LONDON (BLOOMBERG) - Indonesia plans to start a pilot carbon market as soon as next year, part of its effort to meet emission goals the South-east Asian nation committed to under the 2015 Paris Agreement, according to a government official.
The pilot market will run for "a few years" before it becomes a permanent fixture, Dida Gardera, assistant deputy minister for environment conservation at the Coordinating Ministry for Economic Affairs, said in a phone interview.
"We will give some kind of incentive or reward to companies, or to the private sector, who reduce their emissions," Gardera said from Madrid, where he's attending United Nations-organised global climate talks.
Indonesia's market will have a "fairly loose cap" that will gradually become tighter year by year, he added, without providing specifics.
A global emissions trading system is the main agenda item as envoys from nearly 200 countries gather in Madrid this month for the climate talks, known as COP25.
Indonesia's domestic pilot programme will go ahead regardless of what's achieved in Madrid, Gardera said.
Indonesia, the fourth-biggest nation by population and one of the top coal exporters, announced in October that it plans to launch a carbon market under the newly-created Environment Fund Agency, which will be supervised by the finance ministry.
The existing UN carbon market collapsed about seven years ago as demand dried up and supply continued to rise.

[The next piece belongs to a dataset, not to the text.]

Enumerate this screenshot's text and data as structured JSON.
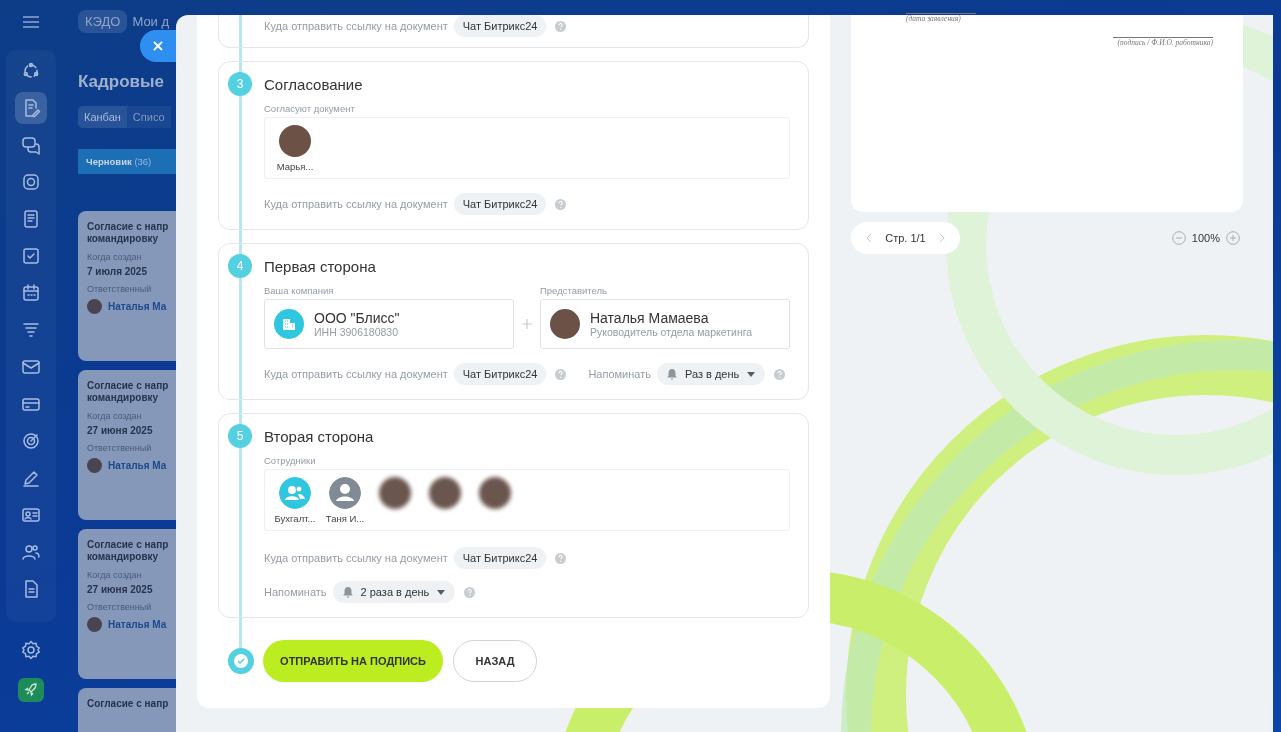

Envoys at the talks this week are debating how to structure international carbon trading after 2020, as part of the 2015 Paris Agreement on climate change. It's unclear whether they will reach a deal.